22 May (6.30pm)
Jews in Palestine during the Great War

In this lecture Glenda Abramson will describe life in the Jewish settlement in Palestine under the autocratic rule of Jemal Pasha. Once the war took hold, Palestine was in a parlous condition, almost entirely cut off from the rest of the world, short of essential goods, medical supplies and funds to support those in the Jewish settlement who depended on international charity. The lack of supplies led to large-scale starvation and disease. How did the Jewish settlement in Palestine cope with these dramatic political, economic and cultural challenges?
12 June (6.30pm)
Hermann Cohen and Franz Rosenzweig – German Jewish Patriots in the Great War

The lecture explores the German patriotism of the eminent Jewish philosophers Hermann Cohen and Franz Rosenzweig. While Cohen thought that his messianic ideas found their realization in the Kaiser’s German Reich, Rosenzweig was more sober and modern. He equally did not see any contradiction between his Jewishness and his Germanness, however, less naive than Cohen, he supported Friedrich Naumann’s idea of a German hegemony in Central Europe. After the Holocaust, this seems almost incredible! However, were their ideas really that wrong and do we not owe justice to them? Was there a Jewish cause in it after all?
These events are organised by the Leo Baeck Institute London, the Jewish Museum, Frankfurt am Main and the Fritz Bauer Institut, Frankfurt am Main, in cooperation with the German Historical Institute London.
Lectures will be held at the German Historical Institute London. Admission is free.
More information is available on the GHIL website.

4) Conferences and Workshops

19-20 June
Remembering (Post)Colonial Violence: Silence, Suffering & Reconciliation
Venue: German Historical Institute London
14-18 July
12th Summer School in British History: 1066 – The Norman Conquest
Venue: Historisches Seminar der Ludwig-Maximilians-Universität Munich

5) Call for Papers

Dreams of Germany – Music and (Trans)national Imaginaries in the Modern Era
Closing date: 30 April 2014


6) Special Event

23 May (5pm)
Book Launch: “Visions of Community in Nazi Germany. Social Engineering and Private Lives”
, edited by Martina Steber and Bernhard Gotto, Oxford University Press 2014.
Venue: St Antony's College Oxford

7) Kolloquium

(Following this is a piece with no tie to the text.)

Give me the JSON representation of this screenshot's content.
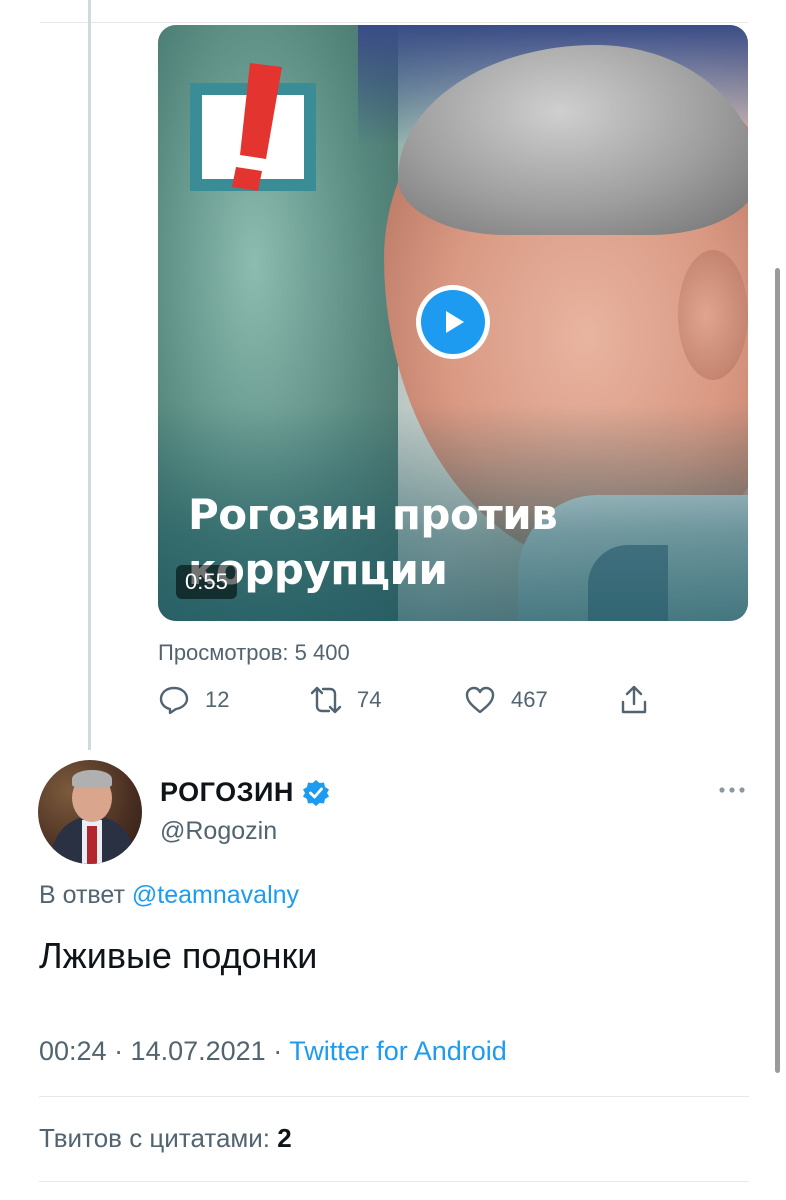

The research seminar in German language offers an opportunity for the GHIL’s scholarship-holders to present and discuss their research projects. It can also serve as a general forum for British and German PhD-students and post-docs to discuss their work in progress.
22 April (5pm)

Fremd- und Selbstwahrnehmung im 12. Jahrhundert: Deutschland und England im Vergleich
29 April (5pm)

Education for Work: The Basel Missionary Society in Malabar (1854-1914)
6 May (5pm)

A tale of two cultures. Deutschsprachige Historiker in der britischen Emigration nach 1933
13 May (3pm)

The Kaiser-Panorama in the German Empire and the Weimar Republic
Das humanistische Bildungsideal im öffentlichen Diskurs. Die Entwicklungen des altsprachlichen Unterrichts im deutsch-englischen Vergleich 1920-1980
20 May (5pm)

(Ein)Geschlossene Räume. Eine Medienarchäologie der Box im Film
27 May (2.30pm)

Nützlich oder wahr? Die Entwicklung des modernen Wissenschaftsverständnisses im deutsch-englischen Vergleich (18. und 19. Jahrhundert)
3 June (2.30pm)

Kontinentale Einflüsse auf die britische Kunstwelt im 16. und 17. Jahrhundert
10 June (2.30pm)

Nation und Geschlecht in der britischen Malerei des 18. Jahrhunderts
24 June (2.30pm)

Die Elektrokrampftherapie und ihr Apparat zwischen 1938 und 1950

8) TRG Postdoctoral Fellowships

Postdoctoral fellowships TRG “Education Policy in India since the Nineteenth Century”
Closing date for application: 20 April 2014